I recently saw two pictures of southern Saskatchewan taken one year apart, in the summers of 1983 and 1984. The photographs are primarily green and pink. In the first photo there’s plenty of green, but also plenty of pink. In the second photo, the green has just about overwhelmed the pink.
That might sound like a good sign–green being associated in our minds with growing things–but in fact, it was just the opposite. The green in those images was artificially supplied by a computer to identify soil dried out by drought, and the photographs clearly show how the drought worsened over that 12-month period.
Those two photographs, taken right over our heads by passing satellites, bring home the importance of the science of teledetection–the study of Earth from a distance. To achieve the same kind of understanding of the extent of the drought from the ground, you’d have to travel to dozens of sites, take all kinds of measurements, and then collate the date. The satellite precisely mapped the worst-hit area in a single pass.
Of all the benefits of space exploration we enjoy daily, from modern computer technology to freeze-dried foods, none are more important than the ones that arise from the use of artificial satellites.
Until we sent satellites into space, we had no way of seeing the Earth as a whole: we could only study it piecemeal. Yet the Earth is really a single, vast system. A coffee blight in Brazil may cause suffering in Africa, if growers there decide to grow coffee for cash rather than food. The carbon dioxide produced by our cars in Saskatchewan may be contributing to global warming, which could eventually result in higher sea levels that flood the Netherlands.
The first images of the Earth from space had a great impact on many people’s understanding of the planet as a habitable island in an unfriendly sea–an island which must be kept habitable, because there aren’t any other likely looking islands in sight. Seeing our planet from orbit still has that impact: one of the regrets astronauts regularly express is that they were so busy on their space flight they never had enough time to just sit and look out the window at the Earth passing beneath them. One of the most striking images I have recently seen, which appeared in a recent issue of the science magazine Discover, is a collage of carefully chosen satellite photos that creates an almost cloud-free image of the entire planet.
But aesthetic and philosophical considerations aside, satellite images have a great many purely practical applications, from weather forecasting to resource location and management.
Weather satellites are probably the best-known kind of satellite of all, because we see images of the clouds swirling over western Canada on the news every night. The improved forecasts made possible by satellites have saved lives and millions of dollars’ worth of property by providing better warning of catastrophic storms.
Teledetection also plays an important political and military role. “Spy” satellites help verify arms treaties, warn of troop build-ups, and provide accurate battlefield information to military planners–something we’ve seen most recently in the Persian Gulf War.
But satellites do a lot more than just photograph clouds and military sites. Using select wavelengths of light, both visible and infrared, satellites can build up pictures of rocks, soil, water, vegetation and land use that provide far more information than just an ordinary photograph.

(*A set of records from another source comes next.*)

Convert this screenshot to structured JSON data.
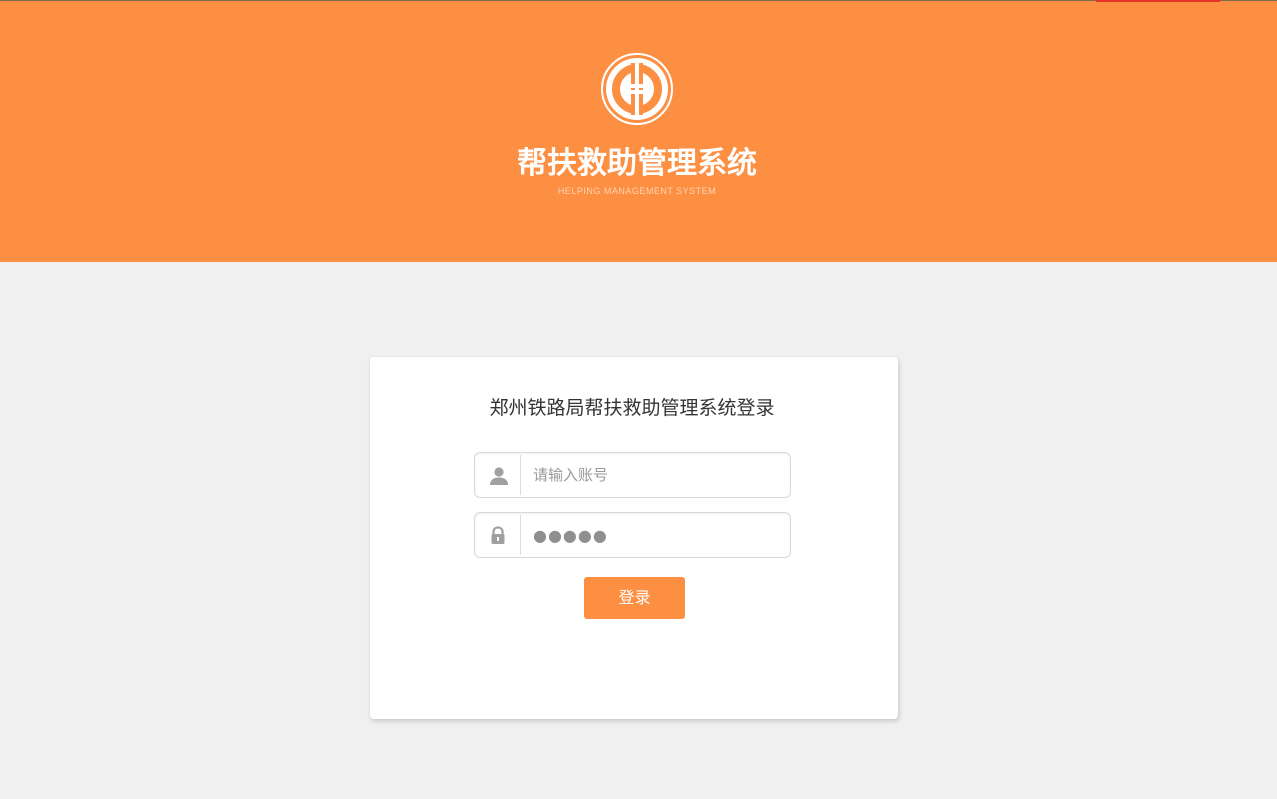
{
  "header": {
    "title": "帮扶救助管理系统",
    "subtitle": "HELPING MANAGEMENT SYSTEM",
    "logo_icon": "union-emblem-icon",
    "background_color": "#fd8f43"
  },
  "login": {
    "heading": "郑州铁路局帮扶救助管理系统登录",
    "username": {
      "icon": "user-icon",
      "placeholder": "请输入账号",
      "value": ""
    },
    "password": {
      "icon": "lock-icon",
      "value": "●●●●●"
    },
    "submit_label": "登录",
    "accent_color": "#fd8f43"
  }
}
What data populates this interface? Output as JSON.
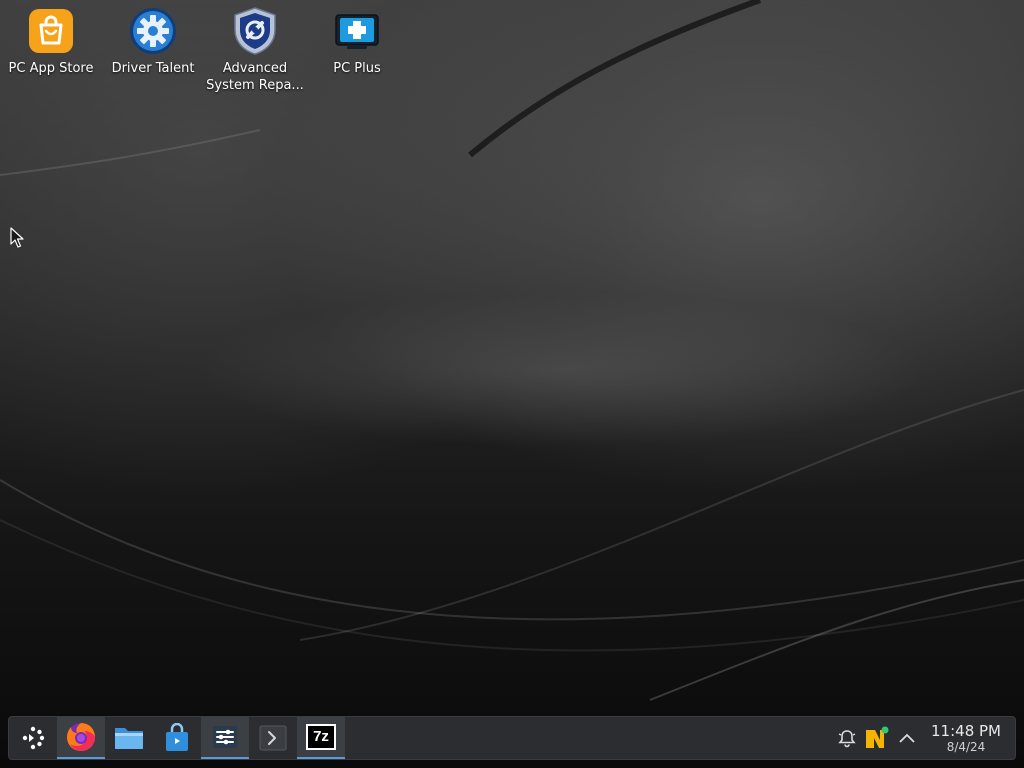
{
  "desktop": {
    "icons": [
      {
        "label": "PC App Store",
        "icon": "shopping-bag-icon",
        "color": "#f5a623"
      },
      {
        "label": "Driver Talent",
        "icon": "gear-icon",
        "color": "#2a7fd4"
      },
      {
        "label": "Advanced\nSystem Repa...",
        "icon": "shield-wrench-icon",
        "color": "#2c4a8f"
      },
      {
        "label": "PC Plus",
        "icon": "medical-cross-icon",
        "color": "#1e9be0"
      }
    ]
  },
  "taskbar": {
    "apps": [
      {
        "name": "app-launcher",
        "icon": "launcher-icon"
      },
      {
        "name": "firefox",
        "icon": "firefox-icon",
        "active": true
      },
      {
        "name": "file-manager",
        "icon": "folder-icon"
      },
      {
        "name": "discover-store",
        "icon": "store-bag-icon"
      },
      {
        "name": "system-settings",
        "icon": "sliders-icon"
      },
      {
        "name": "terminal",
        "icon": "terminal-icon"
      },
      {
        "name": "7zip",
        "icon": "7z-icon",
        "text": "7z"
      }
    ],
    "tray": {
      "icons": [
        "notifications-bell-icon",
        "updates-icon",
        "expand-tray-icon"
      ]
    },
    "clock": {
      "time": "11:48 PM",
      "date": "8/4/24"
    }
  },
  "colors": {
    "taskbar_bg": "#2b2d30",
    "accent": "#5a9ad8"
  }
}
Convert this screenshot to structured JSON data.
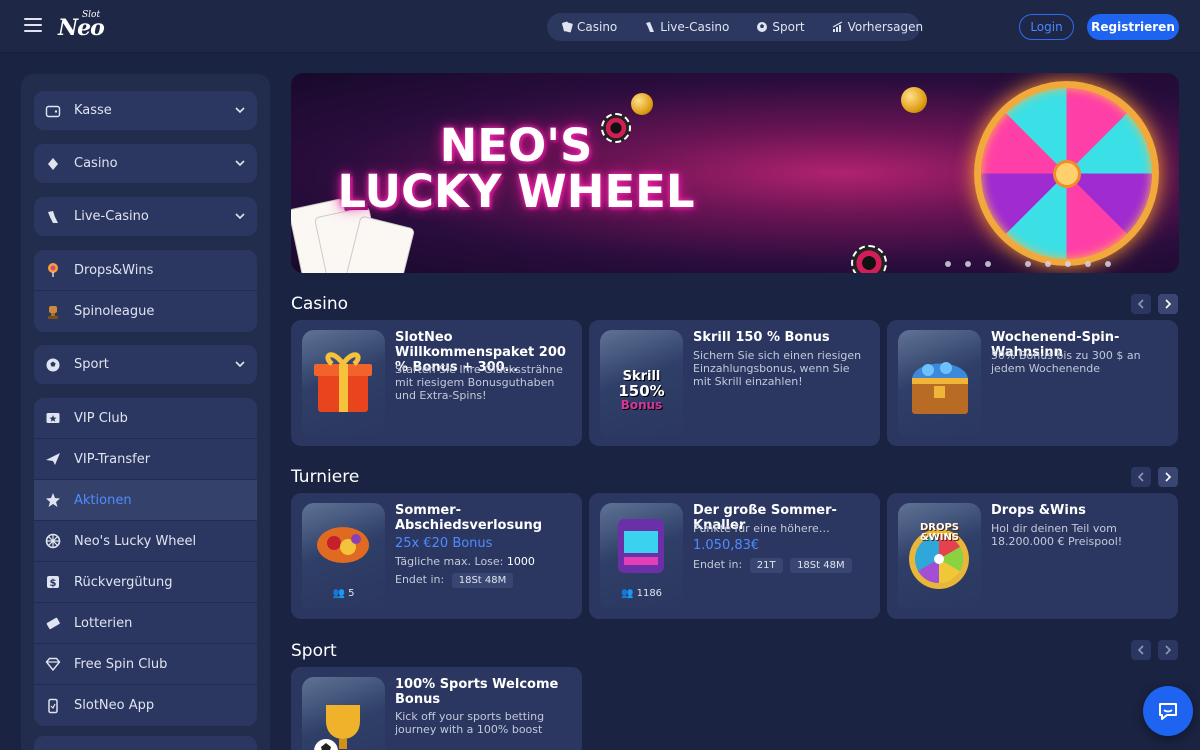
{
  "header": {
    "logo_small": "Slot",
    "logo_main": "Neo",
    "nav": [
      {
        "label": "Casino",
        "icon": "cards-icon"
      },
      {
        "label": "Live-Casino",
        "icon": "dealer-hand-icon"
      },
      {
        "label": "Sport",
        "icon": "soccer-ball-icon"
      },
      {
        "label": "Vorhersagen",
        "icon": "chart-icon"
      }
    ],
    "login_label": "Login",
    "register_label": "Registrieren"
  },
  "sidebar": {
    "dropdowns": [
      {
        "label": "Kasse",
        "icon": "wallet-icon"
      },
      {
        "label": "Casino",
        "icon": "cards-icon"
      },
      {
        "label": "Live-Casino",
        "icon": "dealer-hand-icon"
      }
    ],
    "group1": [
      {
        "label": "Drops&Wins",
        "icon": "lollipop-icon"
      },
      {
        "label": "Spinoleague",
        "icon": "trophy-icon"
      }
    ],
    "sport": {
      "label": "Sport",
      "icon": "soccer-ball-icon"
    },
    "group2": [
      {
        "label": "VIP Club",
        "icon": "vip-icon"
      },
      {
        "label": "VIP-Transfer",
        "icon": "plane-icon"
      },
      {
        "label": "Aktionen",
        "icon": "star-badge-icon",
        "active": true
      },
      {
        "label": "Neo's Lucky Wheel",
        "icon": "wheel-icon"
      },
      {
        "label": "Rückvergütung",
        "icon": "dollar-icon"
      },
      {
        "label": "Lotterien",
        "icon": "ticket-icon"
      },
      {
        "label": "Free Spin Club",
        "icon": "diamond-icon"
      },
      {
        "label": "SlotNeo App",
        "icon": "phone-icon"
      }
    ]
  },
  "banner": {
    "title_line1": "NEO'S",
    "title_line2": "LUCKY WHEEL",
    "slides": 8,
    "active_slide": 3
  },
  "sections": {
    "casino": {
      "title": "Casino",
      "cards": [
        {
          "title": "SlotNeo Willkommenspaket 200 % Bonus + 300…",
          "desc": "Starten Sie Ihre Glückssträhne mit riesigem Bonusguthaben und Extra-Spins!",
          "thumb": "gift-icon"
        },
        {
          "title": "Skrill 150 % Bonus",
          "desc": "Sichern Sie sich einen riesigen Einzahlungsbonus, wenn Sie mit Skrill einzahlen!",
          "thumb_line1": "Skrill",
          "thumb_line2": "150%",
          "thumb_line3": "Bonus"
        },
        {
          "title": "Wochenend-Spin-Wahnsinn",
          "desc": "50% Bonus bis zu 300 $ an jedem Wochenende",
          "thumb": "treasure-chest-icon"
        }
      ]
    },
    "turniere": {
      "title": "Turniere",
      "cards": [
        {
          "title": "Sommer-Abschiedsverlosung",
          "amount": "25x €20 Bonus",
          "meta_label": "Tägliche max. Lose:",
          "meta_value": "1000",
          "ends_label": "Endet in:",
          "pills": [
            "18St 48M"
          ],
          "players": "5"
        },
        {
          "title": "Der große Sommer-Knaller",
          "desc": "Punkte für eine höhere…",
          "amount": "1.050,83€",
          "ends_label": "Endet in:",
          "pills": [
            "21T",
            "18St 48M"
          ],
          "players": "1186"
        },
        {
          "title": "Drops &Wins",
          "desc": "Hol dir deinen Teil vom 18.200.000 € Preispool!",
          "thumb_line1": "DROPS",
          "thumb_line2": "&WINS"
        }
      ]
    },
    "sport": {
      "title": "Sport",
      "cards": [
        {
          "title": "100% Sports Welcome Bonus",
          "desc": "Kick off your sports betting journey with a 100% boost"
        }
      ]
    }
  },
  "colors": {
    "background": "#1a2341",
    "panel": "#2b3760",
    "accent": "#1f64f0",
    "active_text": "#4f8bff"
  }
}
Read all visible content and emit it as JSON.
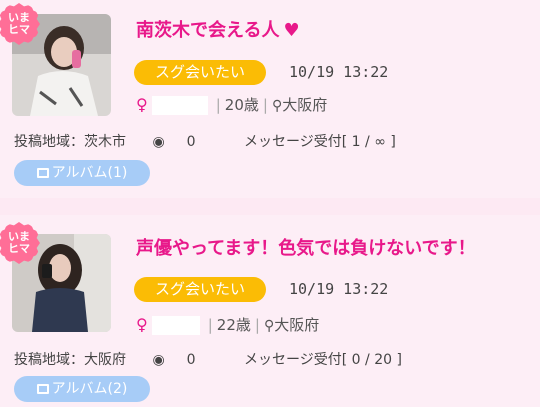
{
  "posts": [
    {
      "badge": "いま\nヒマ",
      "badge_line1": "いま",
      "badge_line2": "ヒマ",
      "title": "南茨木で会える人",
      "title_icon": "heart-icon",
      "status": "スグ会いたい",
      "datetime": "10/19 13:22",
      "gender_symbol": "♀",
      "age": "20歳",
      "location": "大阪府",
      "area_label": "投稿地域：茨木市",
      "views": "0",
      "message_label": "メッセージ受付[ 1 / ∞ ]",
      "album": "アルバム(1)"
    },
    {
      "badge": "いま\nヒマ",
      "badge_line1": "いま",
      "badge_line2": "ヒマ",
      "title": "声優やってます！色気では負けないです！",
      "status": "スグ会いたい",
      "datetime": "10/19 13:22",
      "gender_symbol": "♀",
      "age": "22歳",
      "location": "大阪府",
      "area_label": "投稿地域：大阪府",
      "views": "0",
      "message_label": "メッセージ受付[ 0 / 20 ]",
      "album": "アルバム(2)"
    }
  ],
  "colors": {
    "title": "#e8188a",
    "status_pill": "#fbbc05",
    "album_button": "#a7ccf7",
    "badge": "#ff6e97",
    "card_bg": "#fdeef6"
  }
}
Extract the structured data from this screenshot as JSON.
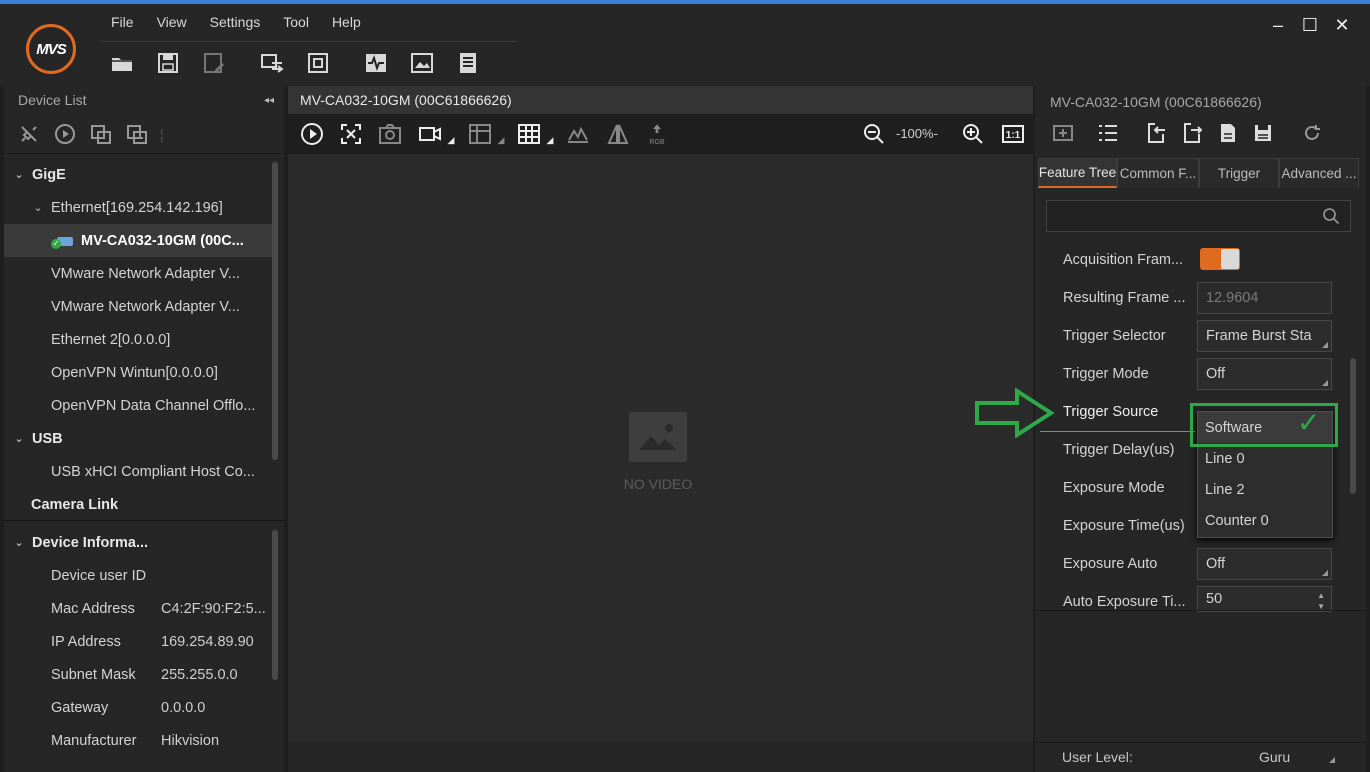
{
  "app": {
    "logo_text": "MVS"
  },
  "menu": [
    "File",
    "View",
    "Settings",
    "Tool",
    "Help"
  ],
  "toolbar_icons": [
    "open-folder-icon",
    "save-icon",
    "save-as-icon",
    "switch-view-icon",
    "window-icon",
    "waveform-icon",
    "image-edit-icon",
    "notes-icon"
  ],
  "window_controls": {
    "minimize": "–",
    "maximize": "☐",
    "close": "✕"
  },
  "device_list": {
    "title": "Device List",
    "tree": {
      "gige": "GigE",
      "ethernet": "Ethernet[169.254.142.196]",
      "camera": "MV-CA032-10GM (00C...",
      "vmware1": "VMware Network Adapter V...",
      "vmware2": "VMware Network Adapter V...",
      "ethernet2": "Ethernet 2[0.0.0.0]",
      "openvpn_wintun": "OpenVPN Wintun[0.0.0.0]",
      "openvpn_dco": "OpenVPN Data Channel Offlo...",
      "usb": "USB",
      "usb_xhci": "USB xHCI Compliant Host Co...",
      "camera_link": "Camera Link"
    }
  },
  "device_info": {
    "title": "Device Informa...",
    "rows": [
      {
        "key": "Device user ID",
        "value": ""
      },
      {
        "key": "Mac Address",
        "value": "C4:2F:90:F2:5..."
      },
      {
        "key": "IP Address",
        "value": "169.254.89.90"
      },
      {
        "key": "Subnet Mask",
        "value": "255.255.0.0"
      },
      {
        "key": "Gateway",
        "value": "0.0.0.0"
      },
      {
        "key": "Manufacturer",
        "value": "Hikvision"
      }
    ]
  },
  "center": {
    "tab": "MV-CA032-10GM (00C61866626)",
    "zoom": "-100%-",
    "rgb_label": "RGB",
    "no_video": "NO VIDEO"
  },
  "right": {
    "title": "MV-CA032-10GM (00C61866626)",
    "tabs": [
      "Feature Tree",
      "Common F...",
      "Trigger",
      "Advanced ..."
    ],
    "search_placeholder": "",
    "features": {
      "acq_frame": "Acquisition Fram...",
      "resulting_frame": "Resulting Frame ...",
      "resulting_frame_value": "12.9604",
      "trigger_selector": "Trigger Selector",
      "trigger_selector_value": "Frame Burst Sta",
      "trigger_mode": "Trigger Mode",
      "trigger_mode_value": "Off",
      "trigger_source": "Trigger Source",
      "trigger_delay": "Trigger Delay(us)",
      "exposure_mode": "Exposure Mode",
      "exposure_time": "Exposure Time(us)",
      "exposure_auto": "Exposure Auto",
      "exposure_auto_value": "Off",
      "auto_exposure_ti": "Auto Exposure Ti...",
      "auto_exposure_ti_value": "50"
    },
    "trigger_source_options": [
      "Software",
      "Line 0",
      "Line 2",
      "Counter 0"
    ],
    "check_mark": "✓",
    "user_level_label": "User Level:",
    "user_level_value": "Guru"
  },
  "colors": {
    "accent": "#e06b1f",
    "highlight_green": "#2fa84a",
    "title_blue": "#3a7fd6"
  }
}
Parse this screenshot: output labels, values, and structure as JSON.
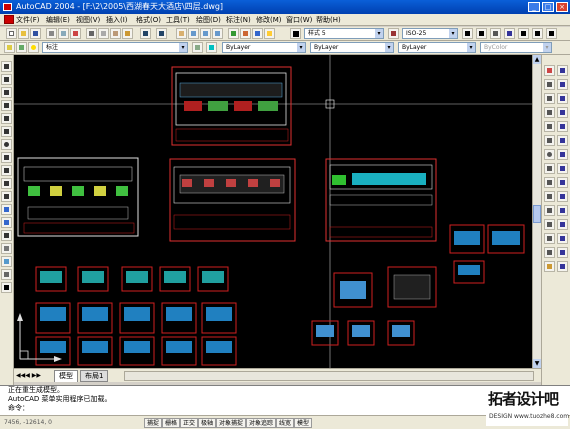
{
  "window": {
    "title": "AutoCAD 2004 - [F:\\2\\2005\\西湖春天大酒店\\四层.dwg]",
    "controls": {
      "minimize": "_",
      "maximize": "□",
      "close": "×"
    }
  },
  "menu": [
    "文件(F)",
    "编辑(E)",
    "视图(V)",
    "插入(I)",
    "格式(O)",
    "工具(T)",
    "绘图(D)",
    "标注(N)",
    "修改(M)",
    "窗口(W)",
    "帮助(H)"
  ],
  "toolbar": {
    "text_style": "样式 5",
    "dim_style": "ISO-25",
    "layer": "标注",
    "color": "ByLayer",
    "linetype": "ByLayer",
    "lineweight": "ByLayer",
    "plotstyle": "ByColor"
  },
  "tabs": {
    "model": "模型",
    "layout": "布局1"
  },
  "command": {
    "line1": "正在重生成模型。",
    "line2": "AutoCAD 菜单实用程序已加载。",
    "prompt": "命令："
  },
  "status": {
    "coords": "7456, -12614, 0",
    "buttons": [
      "捕捉",
      "栅格",
      "正交",
      "极轴",
      "对象捕捉",
      "对象追踪",
      "线宽",
      "模型"
    ]
  },
  "watermark": {
    "main": "拓者设计吧",
    "sub": "DESIGN www.tuozhe8.com"
  },
  "colors": {
    "accent_title": "#0a5fd8",
    "frame": "#e03030",
    "canvas": "#000000"
  }
}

In infrared photographs, for instance, unhealthy trees have a different colour than healthy ones–important in the study of the effect of pollution or other factors on forests.
Satellites have been used to detect the colours of coastal waters and the amount of key gases in the stratosphere and to generate data on wind, waves and currents in the sea. Some satellites generate images using radar, which is unaffected by darkness, cloud cover or atmospheric conditions. Just as the spacecraft Magellan is currently using radar to map the hidden surface of Venus, permanently shrouded in clouds, radar has allowed scientists to map the bottom of this planet’s ocean and to detect the course of ancient rivers long since buried under the shifting sands of the Sahara Desert.
Canada is a leader in the field of teledetection. It has the largest library of satellite and aerial photographs of any country in the world, and has pioneered several technical innovations and applications. In the near future a Canadian satellite, RADARSAT, will be launched by the U.S. space shuttle, and is expected to expand the bounds of remote sensing with its high-resolution radar images of Earth; images that can be used, for example, to monitor ice conditions in the Arctic sea lanes, or for precise mapping of Canada’s vast territory. RADARSAT images will be available to the rest of the world, as well, as Canada expands its presence the growing market for satellite images, expected to be worth $20 billion by 2000.
The reason that market is growing is because the value and applications of satellite images are really only just beginning to be understood. It’s been only slightly more than 30 years since the very first artificial satellite, Sputnik, was launched by the Soviet Union. It’s been only 18 years since the first Landsat was launched. As with any other technology, it’s taken a little time for its full impact to be appreciated; but now, with growing concern over the health of the Earth’s environment, a growing appreciation for the interrelationship among all living things and the Earth’s own natural processes, and a growing need for a way to accurately assess mankind’s impact on the planet, teledetection is really taking off.